“A classic story, but only because it is so tragically common. My period came early, and I only realized I was bleeding when I felt the blood running down the side of my leg, threateningly close to reaching the floor beneath me. I ran to the bathroom: There were no sanitary products (paid, or free). None. I ran to the next bathroom: no sanitary products. All I could do was stuff some loo paper in my underwear to try and soak up the blood and run to the nearest pharmacy to buy tampons. It took me 30 minutes to get a tampon. It may not sound like long, but it felt like it: Adrenaline rushing, my body trembling, my mind wondering when I would start leaving a trail of blood on the floor behind me. I felt so much shame — and all because I am a woman with her period, and bathrooms are not properly equipped for us.”
“I was nursing a baby and did not have a private office.

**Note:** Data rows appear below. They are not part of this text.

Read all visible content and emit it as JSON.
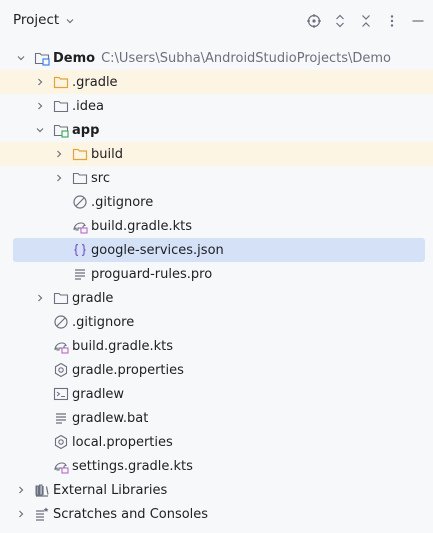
{
  "panel": {
    "title": "Project",
    "toolbar": [
      "locate-icon",
      "expand-all-icon",
      "collapse-all-icon",
      "more-icon",
      "hide-icon"
    ]
  },
  "tree": {
    "root_label": "Demo",
    "root_path": "C:\\Users\\Subha\\AndroidStudioProjects\\Demo",
    "gradle_dir": ".gradle",
    "idea_dir": ".idea",
    "app_module": "app",
    "app_build": "build",
    "app_src": "src",
    "app_gitignore": ".gitignore",
    "app_build_gradle": "build.gradle.kts",
    "app_google_services": "google-services.json",
    "app_proguard": "proguard-rules.pro",
    "gradle_folder": "gradle",
    "root_gitignore": ".gitignore",
    "root_build_gradle": "build.gradle.kts",
    "gradle_properties": "gradle.properties",
    "gradlew": "gradlew",
    "gradlew_bat": "gradlew.bat",
    "local_properties": "local.properties",
    "settings_gradle": "settings.gradle.kts",
    "external_libraries": "External Libraries",
    "scratches": "Scratches and Consoles"
  },
  "colors": {
    "highlight_bg": "#fdf5e3",
    "selected_bg": "#d5e1f7",
    "folder_orange": "#e3a23c",
    "icon_gray": "#6c707e",
    "json_purple": "#7a5ac8"
  }
}
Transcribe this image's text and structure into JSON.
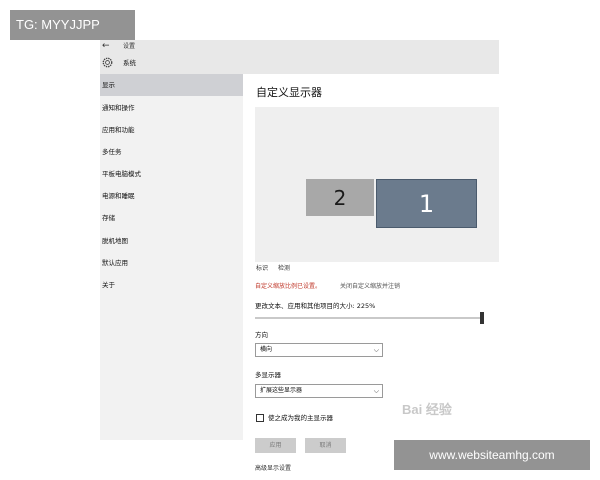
{
  "titlebar": {
    "back_glyph": "←",
    "app_title": "设置",
    "section_title": "系统"
  },
  "sidebar": {
    "items": [
      {
        "label": "显示",
        "active": true
      },
      {
        "label": "通知和操作"
      },
      {
        "label": "应用和功能"
      },
      {
        "label": "多任务"
      },
      {
        "label": "平板电脑模式"
      },
      {
        "label": "电源和睡眠"
      },
      {
        "label": "存储"
      },
      {
        "label": "脱机地图"
      },
      {
        "label": "默认应用"
      },
      {
        "label": "关于"
      }
    ]
  },
  "main": {
    "heading": "自定义显示器",
    "monitors": [
      {
        "id": "2",
        "color": "#a8a8a8"
      },
      {
        "id": "1",
        "color": "#6b7b8d",
        "selected": true
      }
    ],
    "identify_link": "标识",
    "detect_link": "检测",
    "warning_text": "自定义缩放比例已设置。",
    "turn_off_link": "关闭自定义缩放并注销",
    "size_label": "更改文本、应用和其他项目的大小: 225%",
    "slider_value_percent": 225,
    "orientation_label": "方向",
    "orientation_value": "横向",
    "multi_display_label": "多显示器",
    "multi_display_value": "扩展这些显示器",
    "primary_checkbox_label": "使之成为我的主显示器",
    "primary_checked": false,
    "apply_button": "应用",
    "cancel_button": "取消",
    "advanced_link": "高级显示设置"
  },
  "overlays": {
    "tg_text": "TG: MYYJJPP",
    "site_text": "www.websiteamhg.com",
    "baidu_text": "Bai 经验"
  },
  "colors": {
    "warning": "#c0392b",
    "active_nav": "#cfd0d4",
    "monitor_primary": "#6b7b8d"
  }
}
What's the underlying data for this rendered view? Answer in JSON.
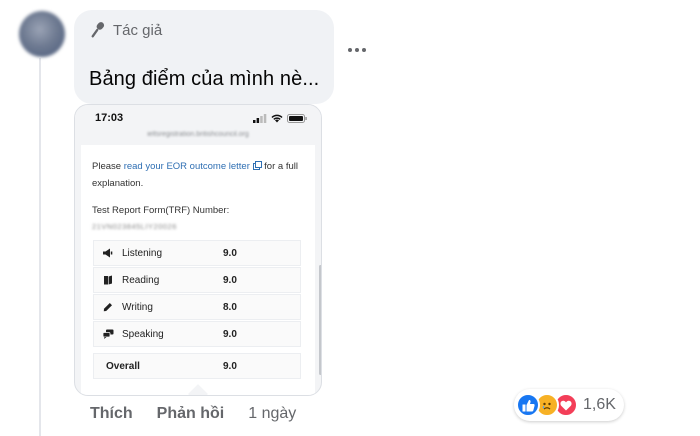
{
  "comment": {
    "author_badge": "Tác giả",
    "text": "Bảng điểm của mình nè..."
  },
  "screenshot": {
    "status_time": "17:03",
    "url": "ieltsregistration.britishcouncil.org",
    "intro_before": "Please ",
    "intro_link": "read your EOR outcome letter",
    "intro_after": " for a full explanation.",
    "trf_label": "Test Report Form(TRF) Number:",
    "trf_value": "21VN023845LIY20026",
    "scores": [
      {
        "name": "Listening",
        "score": "9.0",
        "icon": "speaker-icon"
      },
      {
        "name": "Reading",
        "score": "9.0",
        "icon": "book-icon"
      },
      {
        "name": "Writing",
        "score": "8.0",
        "icon": "pencil-icon"
      },
      {
        "name": "Speaking",
        "score": "9.0",
        "icon": "speech-bubble-icon"
      }
    ],
    "overall_label": "Overall",
    "overall_score": "9.0"
  },
  "actions": {
    "like": "Thích",
    "reply": "Phản hồi",
    "timestamp": "1 ngày"
  },
  "reactions": {
    "types": [
      "like",
      "sad",
      "love"
    ],
    "count": "1,6K"
  },
  "colors": {
    "bubble": "#f0f2f5",
    "link": "#2f6fb3",
    "like": "#1877f2",
    "love": "#f33e58",
    "sad": "#f7b125"
  }
}
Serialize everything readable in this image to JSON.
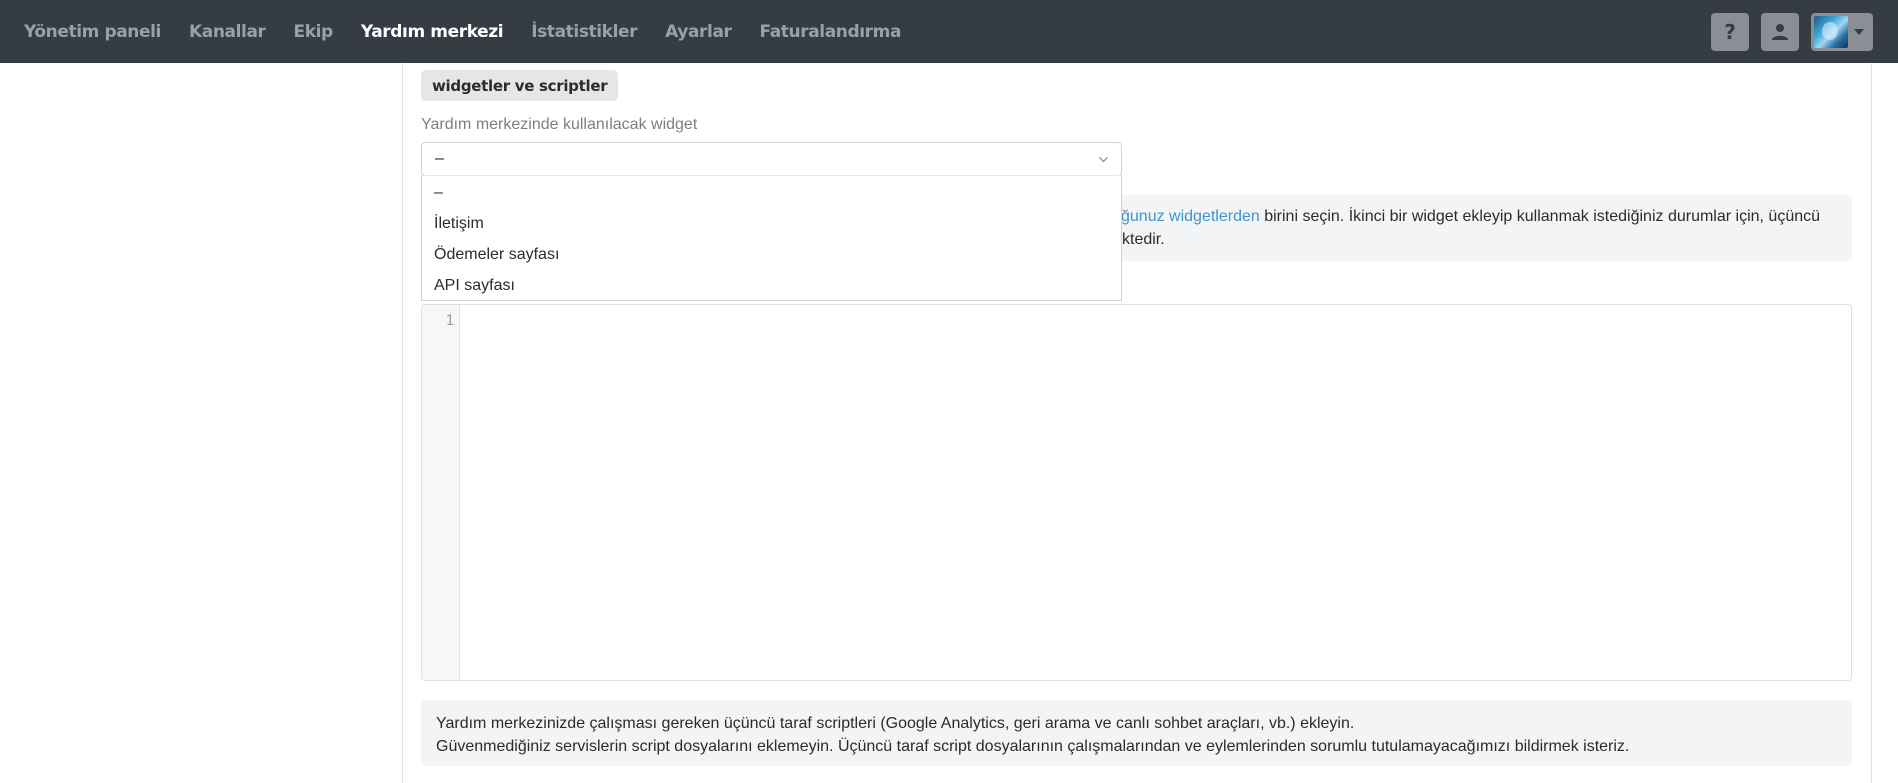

I had to go into a printer room to pump milk. It was startling when printers began printing, and I risked someone walking in to get printouts. It was that or the bathroom floor. A few colleagues knew. In subsequent jobs in HR management, I ensured there was a private room for moms.”
“When I was still working in a chemistry laboratory, 10 to 20 years ago, it was often difficult to find a properly fitted lab coat (and sometimes it was a challenge to find smaller gloves and safety glasses as well). The standard issue, default lab coat was big and bulky, clearly designed with men in mind. Even if you sized down, the coat wasn’t fitted, and the sleeves were way too long. This presented a safety issue: If you’re working in a lab, you really don’t want to have a gigantic sleeve interfering with your work, knocking vials over, or getting caught in equipment. I no longer work in a laboratory environment, but that memory has stayed with me. I believe that now there are lab coats more widely available in a variety of fits and sizes.”